:: PROMPT ::
Go through the listing below. Copy each line that has the string "있습니다".

:: RECORD EXTRACTS ::

━━━━━━

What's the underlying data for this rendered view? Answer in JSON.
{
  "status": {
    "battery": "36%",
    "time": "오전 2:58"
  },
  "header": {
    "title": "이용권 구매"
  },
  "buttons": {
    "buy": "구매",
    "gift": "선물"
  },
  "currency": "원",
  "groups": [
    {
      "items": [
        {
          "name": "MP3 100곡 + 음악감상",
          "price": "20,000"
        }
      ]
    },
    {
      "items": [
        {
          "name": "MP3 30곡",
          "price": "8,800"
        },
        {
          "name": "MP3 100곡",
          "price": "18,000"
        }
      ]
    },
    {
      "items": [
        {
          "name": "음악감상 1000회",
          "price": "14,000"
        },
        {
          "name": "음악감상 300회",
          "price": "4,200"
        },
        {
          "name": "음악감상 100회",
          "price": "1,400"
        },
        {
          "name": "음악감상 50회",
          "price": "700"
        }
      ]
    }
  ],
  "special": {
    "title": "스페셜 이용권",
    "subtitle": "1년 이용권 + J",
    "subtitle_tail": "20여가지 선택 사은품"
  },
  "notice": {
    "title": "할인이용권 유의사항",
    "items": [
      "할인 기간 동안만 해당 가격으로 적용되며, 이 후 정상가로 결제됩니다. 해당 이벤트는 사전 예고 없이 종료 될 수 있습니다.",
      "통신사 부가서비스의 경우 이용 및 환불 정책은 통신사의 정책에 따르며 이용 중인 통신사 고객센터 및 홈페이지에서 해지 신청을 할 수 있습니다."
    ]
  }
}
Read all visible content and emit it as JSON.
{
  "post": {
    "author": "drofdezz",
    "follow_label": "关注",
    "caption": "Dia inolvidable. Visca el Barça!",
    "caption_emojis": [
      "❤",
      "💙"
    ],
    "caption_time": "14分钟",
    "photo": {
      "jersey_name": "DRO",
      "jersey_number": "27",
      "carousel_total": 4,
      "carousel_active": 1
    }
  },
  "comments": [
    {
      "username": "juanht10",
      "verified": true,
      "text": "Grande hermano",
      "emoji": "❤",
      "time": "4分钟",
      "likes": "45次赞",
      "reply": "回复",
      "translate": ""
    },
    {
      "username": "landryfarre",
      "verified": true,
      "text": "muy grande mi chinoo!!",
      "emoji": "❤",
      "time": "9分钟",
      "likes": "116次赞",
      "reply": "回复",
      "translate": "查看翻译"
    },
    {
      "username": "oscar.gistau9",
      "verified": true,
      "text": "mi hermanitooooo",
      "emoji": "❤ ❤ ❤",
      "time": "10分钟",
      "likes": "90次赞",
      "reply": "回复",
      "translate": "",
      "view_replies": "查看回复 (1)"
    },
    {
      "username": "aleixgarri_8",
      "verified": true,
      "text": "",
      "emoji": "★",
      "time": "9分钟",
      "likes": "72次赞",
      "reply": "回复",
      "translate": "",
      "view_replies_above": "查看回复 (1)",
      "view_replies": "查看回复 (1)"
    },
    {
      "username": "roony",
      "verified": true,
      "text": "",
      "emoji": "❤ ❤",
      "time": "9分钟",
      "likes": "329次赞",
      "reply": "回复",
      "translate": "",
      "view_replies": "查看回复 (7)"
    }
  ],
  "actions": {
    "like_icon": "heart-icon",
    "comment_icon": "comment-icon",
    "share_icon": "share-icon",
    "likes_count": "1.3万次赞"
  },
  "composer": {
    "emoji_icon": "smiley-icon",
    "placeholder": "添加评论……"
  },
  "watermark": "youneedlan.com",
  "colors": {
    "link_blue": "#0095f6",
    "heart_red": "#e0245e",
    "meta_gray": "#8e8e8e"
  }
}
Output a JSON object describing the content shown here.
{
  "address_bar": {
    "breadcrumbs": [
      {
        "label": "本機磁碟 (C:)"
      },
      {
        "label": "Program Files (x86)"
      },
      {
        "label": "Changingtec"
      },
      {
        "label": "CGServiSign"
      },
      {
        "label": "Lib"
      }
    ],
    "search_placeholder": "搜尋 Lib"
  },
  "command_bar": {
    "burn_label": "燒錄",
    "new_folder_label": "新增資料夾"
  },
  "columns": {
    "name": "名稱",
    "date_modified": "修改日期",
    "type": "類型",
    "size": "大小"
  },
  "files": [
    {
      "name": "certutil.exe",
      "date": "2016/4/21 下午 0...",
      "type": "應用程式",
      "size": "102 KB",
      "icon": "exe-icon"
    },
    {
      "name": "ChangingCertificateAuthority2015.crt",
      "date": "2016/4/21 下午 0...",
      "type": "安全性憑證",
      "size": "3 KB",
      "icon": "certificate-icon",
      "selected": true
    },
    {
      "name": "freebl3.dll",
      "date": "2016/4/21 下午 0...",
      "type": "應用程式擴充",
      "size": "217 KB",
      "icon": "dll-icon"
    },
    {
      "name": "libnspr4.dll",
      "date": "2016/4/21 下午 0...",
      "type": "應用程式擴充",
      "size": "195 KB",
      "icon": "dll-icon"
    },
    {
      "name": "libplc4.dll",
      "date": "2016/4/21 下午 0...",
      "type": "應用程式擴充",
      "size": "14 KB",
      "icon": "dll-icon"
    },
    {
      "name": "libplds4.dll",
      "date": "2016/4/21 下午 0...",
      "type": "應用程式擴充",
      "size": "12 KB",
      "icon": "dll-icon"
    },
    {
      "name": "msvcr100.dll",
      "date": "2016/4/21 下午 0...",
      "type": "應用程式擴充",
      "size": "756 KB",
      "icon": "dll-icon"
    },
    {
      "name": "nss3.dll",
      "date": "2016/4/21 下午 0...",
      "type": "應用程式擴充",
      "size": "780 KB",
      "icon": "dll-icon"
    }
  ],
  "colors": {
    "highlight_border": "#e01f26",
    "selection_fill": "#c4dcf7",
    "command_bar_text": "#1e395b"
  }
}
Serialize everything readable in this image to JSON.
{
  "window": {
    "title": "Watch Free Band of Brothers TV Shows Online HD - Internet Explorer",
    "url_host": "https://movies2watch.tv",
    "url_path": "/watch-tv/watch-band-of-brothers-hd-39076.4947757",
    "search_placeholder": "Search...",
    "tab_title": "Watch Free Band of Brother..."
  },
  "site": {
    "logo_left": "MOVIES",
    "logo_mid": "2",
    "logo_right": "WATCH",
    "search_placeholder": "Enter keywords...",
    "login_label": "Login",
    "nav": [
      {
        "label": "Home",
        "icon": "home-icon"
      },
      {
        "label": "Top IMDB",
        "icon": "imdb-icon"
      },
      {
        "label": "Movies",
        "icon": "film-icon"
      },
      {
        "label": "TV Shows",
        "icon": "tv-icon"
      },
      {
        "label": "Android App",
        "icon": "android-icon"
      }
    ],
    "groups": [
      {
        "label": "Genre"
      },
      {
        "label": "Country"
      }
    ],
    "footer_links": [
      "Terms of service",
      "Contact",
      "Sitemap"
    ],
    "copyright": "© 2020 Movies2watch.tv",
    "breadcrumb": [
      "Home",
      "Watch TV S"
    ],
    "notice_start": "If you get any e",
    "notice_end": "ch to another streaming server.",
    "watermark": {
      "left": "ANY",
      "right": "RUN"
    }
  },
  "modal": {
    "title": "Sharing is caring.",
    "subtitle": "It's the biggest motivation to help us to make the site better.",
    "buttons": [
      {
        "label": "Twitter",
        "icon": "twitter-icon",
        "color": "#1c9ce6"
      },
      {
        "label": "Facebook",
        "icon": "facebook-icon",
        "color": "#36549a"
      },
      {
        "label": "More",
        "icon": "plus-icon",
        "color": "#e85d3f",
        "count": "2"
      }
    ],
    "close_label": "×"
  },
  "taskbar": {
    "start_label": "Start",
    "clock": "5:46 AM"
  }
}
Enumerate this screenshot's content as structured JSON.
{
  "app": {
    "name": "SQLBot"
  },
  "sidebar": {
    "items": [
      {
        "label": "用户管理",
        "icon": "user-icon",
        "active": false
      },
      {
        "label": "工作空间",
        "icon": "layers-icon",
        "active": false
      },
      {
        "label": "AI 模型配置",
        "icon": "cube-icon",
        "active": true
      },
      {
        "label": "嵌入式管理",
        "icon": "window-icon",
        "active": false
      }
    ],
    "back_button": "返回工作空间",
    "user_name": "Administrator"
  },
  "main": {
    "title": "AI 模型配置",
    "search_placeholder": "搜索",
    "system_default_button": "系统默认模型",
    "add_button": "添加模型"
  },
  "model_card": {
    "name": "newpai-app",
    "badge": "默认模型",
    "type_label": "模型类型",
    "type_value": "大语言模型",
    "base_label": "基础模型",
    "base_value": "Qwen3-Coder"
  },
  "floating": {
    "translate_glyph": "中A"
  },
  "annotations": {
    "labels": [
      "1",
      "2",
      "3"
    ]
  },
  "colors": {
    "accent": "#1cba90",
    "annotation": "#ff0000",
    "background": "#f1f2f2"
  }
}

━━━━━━

:: RESPONSE ::
      "할인 기간 동안만 해당 가격으로 적용되며, 이 후 정상가로 결제됩니다. 해당 이벤트는 사전 예고 없이 종료 될 수 있습니다.",
      "통신사 부가서비스의 경우 이용 및 환불 정책은 통신사의 정책에 따르며 이용 중인 통신사 고객센터 및 홈페이지에서 해지 신청을 할 수 있습니다."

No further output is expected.